Shane Lowry blitzes Open field to win first Major by country mile

Shane Lowry played a solid final round at the 148th Open Championship and has deservedly won The Claret Jug, his first ever 'Major'.

The 32-year-old from Offaly started the final day at Royal Portrush four clear and the closest the chasing pack ever got to him was three. When the final shot sank into the cup on 18, Shane Lowry had beaten the very best in the world by a country mile.


Credit: NBC Sports

Lowry bogeyed the first hole after a wayward tee-shot put him in trouble only for his putter to get him out of a deeper hole. He rebounded with pars on two and three and was surely put at ease by playing partner Tommy Fleetwood's struggles off the tee.

The clutch moment of the front nine arrived on the fairway of the fourth hole. The safe approach would have been hitting the heart of the green, 20 feet to the right of the flag, but Lowry went for it and produced a stunner:


Lowry rattled home that birdie putt and followed that up with another on the next hole. When he rolled in a birdie on the par-five 7th, Lowry was up to -18 and was six clear.

There was another wobble, approaching the turn, when Lowry gave back shots on eight and nine. Fleetwood was battling the elements and his own wayward game, though, so the home favourite was never under serious pressure.


Lowry himself loosened the valve with a great up and down for par on the 10th. Fleetwood missed a putt from inside Lowry's position on the green and the lead was back to six. At this stage, Tony Finau and Lee Westwood were best of the chasing pack at -8 and eight back.

The back nine at Royal Portrush has been notoriously tough all week and there has been no hole tougher than the par-four 11th, which was proving tough to reach in two.

Both Fleetwood and Lowry did reach the green but were left with long birdie putts. The Englishman lagged his putt well for a handy par but Lowry left himself short and paid for it by missing left and bogeying to slip back to -15.


The 12th was altogether more routine as Lowry lagged a long birdie putt for a tap-in par before he produced a sublime bunker shot on 13 before squeaking one in the side-door from just three feet away. It was nervy putt but it was another par and another hole chalked off.

Remarkably, it was a Lowry bogey on the 14th - his fifth drop shot of the day - that saw him stretch his lead to five. Fleetwood was in all sorts of bother from the tee, overshot the green and then missed a long bogey putt to drop two shots back to -9.

Most of the tens of thousands in attendance at Royal Portrush were anticipating a Lowry victory at this stage and, within 15 minutes, the deal was effectively sealed on the 15th green.

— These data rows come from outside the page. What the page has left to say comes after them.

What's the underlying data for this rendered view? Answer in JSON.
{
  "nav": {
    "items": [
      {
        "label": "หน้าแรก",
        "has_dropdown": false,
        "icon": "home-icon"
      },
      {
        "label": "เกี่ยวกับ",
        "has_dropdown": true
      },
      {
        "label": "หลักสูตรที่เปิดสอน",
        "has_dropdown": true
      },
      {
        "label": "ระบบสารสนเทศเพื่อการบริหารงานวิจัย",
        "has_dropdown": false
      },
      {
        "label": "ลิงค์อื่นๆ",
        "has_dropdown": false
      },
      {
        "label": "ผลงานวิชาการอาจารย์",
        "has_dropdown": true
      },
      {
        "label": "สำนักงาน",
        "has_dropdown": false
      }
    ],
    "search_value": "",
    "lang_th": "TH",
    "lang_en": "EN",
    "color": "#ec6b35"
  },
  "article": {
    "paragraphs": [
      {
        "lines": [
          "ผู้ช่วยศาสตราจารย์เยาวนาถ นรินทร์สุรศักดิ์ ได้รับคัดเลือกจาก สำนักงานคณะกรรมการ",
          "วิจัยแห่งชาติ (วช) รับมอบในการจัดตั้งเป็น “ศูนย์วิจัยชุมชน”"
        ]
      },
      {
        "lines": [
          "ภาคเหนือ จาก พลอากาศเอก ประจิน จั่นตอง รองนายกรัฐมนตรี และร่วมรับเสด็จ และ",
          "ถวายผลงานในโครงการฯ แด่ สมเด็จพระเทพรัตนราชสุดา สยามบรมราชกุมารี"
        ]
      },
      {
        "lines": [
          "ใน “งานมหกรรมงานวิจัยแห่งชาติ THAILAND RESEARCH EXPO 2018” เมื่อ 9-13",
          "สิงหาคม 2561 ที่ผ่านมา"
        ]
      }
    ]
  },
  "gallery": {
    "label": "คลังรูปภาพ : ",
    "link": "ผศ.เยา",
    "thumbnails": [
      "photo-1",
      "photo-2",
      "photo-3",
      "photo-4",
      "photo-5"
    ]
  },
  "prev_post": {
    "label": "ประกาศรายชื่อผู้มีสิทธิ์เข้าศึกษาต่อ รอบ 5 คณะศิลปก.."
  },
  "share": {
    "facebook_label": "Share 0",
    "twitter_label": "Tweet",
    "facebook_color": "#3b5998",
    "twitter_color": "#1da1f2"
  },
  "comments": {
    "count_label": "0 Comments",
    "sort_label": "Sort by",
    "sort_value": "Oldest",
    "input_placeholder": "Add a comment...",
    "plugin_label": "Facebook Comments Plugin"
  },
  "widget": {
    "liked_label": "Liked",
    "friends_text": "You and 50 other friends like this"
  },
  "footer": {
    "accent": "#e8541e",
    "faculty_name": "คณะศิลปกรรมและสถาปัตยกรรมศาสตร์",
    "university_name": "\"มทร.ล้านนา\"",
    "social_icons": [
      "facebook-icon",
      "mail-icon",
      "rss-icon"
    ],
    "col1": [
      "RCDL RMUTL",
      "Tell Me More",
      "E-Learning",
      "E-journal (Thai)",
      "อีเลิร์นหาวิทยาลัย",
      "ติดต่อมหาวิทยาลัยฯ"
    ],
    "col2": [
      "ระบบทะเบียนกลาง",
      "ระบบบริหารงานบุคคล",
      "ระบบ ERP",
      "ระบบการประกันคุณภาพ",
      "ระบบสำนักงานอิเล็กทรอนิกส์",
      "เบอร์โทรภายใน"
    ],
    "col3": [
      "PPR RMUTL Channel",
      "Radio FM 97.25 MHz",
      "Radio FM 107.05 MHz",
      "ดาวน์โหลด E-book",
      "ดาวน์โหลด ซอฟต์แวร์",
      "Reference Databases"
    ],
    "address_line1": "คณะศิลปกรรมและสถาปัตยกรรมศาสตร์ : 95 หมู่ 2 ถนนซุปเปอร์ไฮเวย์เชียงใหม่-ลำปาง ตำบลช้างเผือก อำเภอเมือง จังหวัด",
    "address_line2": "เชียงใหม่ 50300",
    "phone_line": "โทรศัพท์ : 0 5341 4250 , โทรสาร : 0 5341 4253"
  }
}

The Clara native was solid off the tee and, from a prime position on the fairway, chipped to within 12 feet and sank the resulting birdie putt.


That put the world No.33 six clear with three to go and bellows of 'Olรฉ, Olรฉ, Olรฉ!' rang out around the County Antrim course.

The 17th saw him, now purring, handily make another par after having a cheeky look with a birdie effort. All that was left was for Lowry to soak up the celebrations, and adulation, down the 18th.

There was some swagger off the tee as he found the fairway and held his pose, before letting out a huge sigh of relief. The engraver was already etching his name on the most famous trophy in golf, and photographers were jostling for position around the final green, but Lowry had to finish this one out.

Fittingly, Lowry rolled in the final putt to seal his Open triumph and ensure one hell of an Irish party in Portrush.